**WHAT THE TASK REQUIRES**
Only the number is needed: how many lines of the entries below contain the word "label".

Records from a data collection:

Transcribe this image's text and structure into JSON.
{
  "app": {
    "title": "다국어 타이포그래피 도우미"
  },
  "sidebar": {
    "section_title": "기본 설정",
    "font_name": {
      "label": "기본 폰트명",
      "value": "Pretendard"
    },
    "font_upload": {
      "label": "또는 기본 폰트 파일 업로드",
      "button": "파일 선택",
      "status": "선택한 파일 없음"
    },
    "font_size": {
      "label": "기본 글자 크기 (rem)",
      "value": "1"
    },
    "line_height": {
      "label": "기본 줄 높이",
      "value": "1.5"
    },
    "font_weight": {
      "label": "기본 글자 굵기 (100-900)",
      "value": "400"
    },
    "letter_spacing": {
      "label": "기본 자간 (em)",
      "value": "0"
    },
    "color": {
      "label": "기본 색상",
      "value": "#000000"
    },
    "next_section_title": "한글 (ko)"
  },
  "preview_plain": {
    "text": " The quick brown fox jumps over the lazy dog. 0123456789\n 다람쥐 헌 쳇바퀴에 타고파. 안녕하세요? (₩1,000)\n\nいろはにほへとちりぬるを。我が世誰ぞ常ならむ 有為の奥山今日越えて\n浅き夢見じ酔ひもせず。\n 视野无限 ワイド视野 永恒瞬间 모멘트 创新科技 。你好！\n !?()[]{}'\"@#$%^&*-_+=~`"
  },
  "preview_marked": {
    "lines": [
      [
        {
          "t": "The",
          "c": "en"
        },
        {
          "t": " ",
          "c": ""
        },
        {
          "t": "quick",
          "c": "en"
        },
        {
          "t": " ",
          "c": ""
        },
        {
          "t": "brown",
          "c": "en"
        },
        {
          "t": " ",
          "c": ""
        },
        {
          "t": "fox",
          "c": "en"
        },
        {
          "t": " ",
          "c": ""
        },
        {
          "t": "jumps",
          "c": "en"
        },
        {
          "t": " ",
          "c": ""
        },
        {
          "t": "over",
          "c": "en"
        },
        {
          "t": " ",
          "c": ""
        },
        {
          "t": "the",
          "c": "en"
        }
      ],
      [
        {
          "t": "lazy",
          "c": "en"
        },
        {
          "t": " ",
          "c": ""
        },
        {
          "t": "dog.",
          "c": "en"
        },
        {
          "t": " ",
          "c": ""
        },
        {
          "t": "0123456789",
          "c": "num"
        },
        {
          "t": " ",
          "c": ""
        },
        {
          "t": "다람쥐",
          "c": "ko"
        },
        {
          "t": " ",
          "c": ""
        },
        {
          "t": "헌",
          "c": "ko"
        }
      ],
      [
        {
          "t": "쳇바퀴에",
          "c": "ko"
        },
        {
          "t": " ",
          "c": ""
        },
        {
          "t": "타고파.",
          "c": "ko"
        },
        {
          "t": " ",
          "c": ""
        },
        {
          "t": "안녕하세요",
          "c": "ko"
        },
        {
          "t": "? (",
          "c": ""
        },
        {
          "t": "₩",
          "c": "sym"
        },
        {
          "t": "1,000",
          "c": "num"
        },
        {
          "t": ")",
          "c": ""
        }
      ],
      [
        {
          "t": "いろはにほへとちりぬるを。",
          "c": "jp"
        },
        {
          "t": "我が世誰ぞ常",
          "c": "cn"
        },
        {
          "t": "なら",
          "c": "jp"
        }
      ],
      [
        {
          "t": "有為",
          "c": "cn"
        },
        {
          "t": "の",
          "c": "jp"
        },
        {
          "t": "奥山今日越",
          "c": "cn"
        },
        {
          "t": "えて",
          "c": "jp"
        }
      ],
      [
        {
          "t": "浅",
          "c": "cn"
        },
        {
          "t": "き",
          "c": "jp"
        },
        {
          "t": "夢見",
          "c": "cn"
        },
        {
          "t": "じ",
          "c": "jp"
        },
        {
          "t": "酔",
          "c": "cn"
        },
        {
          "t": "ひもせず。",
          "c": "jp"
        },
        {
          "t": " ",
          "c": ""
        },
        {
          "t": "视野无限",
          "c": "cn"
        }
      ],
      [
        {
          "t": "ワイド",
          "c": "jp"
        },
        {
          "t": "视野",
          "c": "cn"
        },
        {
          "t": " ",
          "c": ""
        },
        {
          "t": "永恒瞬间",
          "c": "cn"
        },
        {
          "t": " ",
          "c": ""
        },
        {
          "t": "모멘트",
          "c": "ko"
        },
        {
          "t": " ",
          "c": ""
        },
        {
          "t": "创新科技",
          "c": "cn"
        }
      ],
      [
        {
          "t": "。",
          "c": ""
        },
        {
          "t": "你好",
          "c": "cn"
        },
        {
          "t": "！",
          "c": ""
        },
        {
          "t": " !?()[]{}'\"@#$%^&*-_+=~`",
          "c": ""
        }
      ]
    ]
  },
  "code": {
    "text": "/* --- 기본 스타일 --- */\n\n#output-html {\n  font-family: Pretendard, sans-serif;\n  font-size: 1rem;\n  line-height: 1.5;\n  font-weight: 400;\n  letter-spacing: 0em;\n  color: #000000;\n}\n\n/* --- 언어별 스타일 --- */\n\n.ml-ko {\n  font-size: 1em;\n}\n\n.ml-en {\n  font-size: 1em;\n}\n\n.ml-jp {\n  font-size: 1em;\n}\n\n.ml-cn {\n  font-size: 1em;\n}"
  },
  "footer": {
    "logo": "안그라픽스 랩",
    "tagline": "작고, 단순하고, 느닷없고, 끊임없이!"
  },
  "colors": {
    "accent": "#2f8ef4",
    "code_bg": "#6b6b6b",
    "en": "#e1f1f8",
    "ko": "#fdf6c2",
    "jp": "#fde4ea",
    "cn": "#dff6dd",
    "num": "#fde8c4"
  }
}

**OUTPUT FOR THIS EXERCISE**
7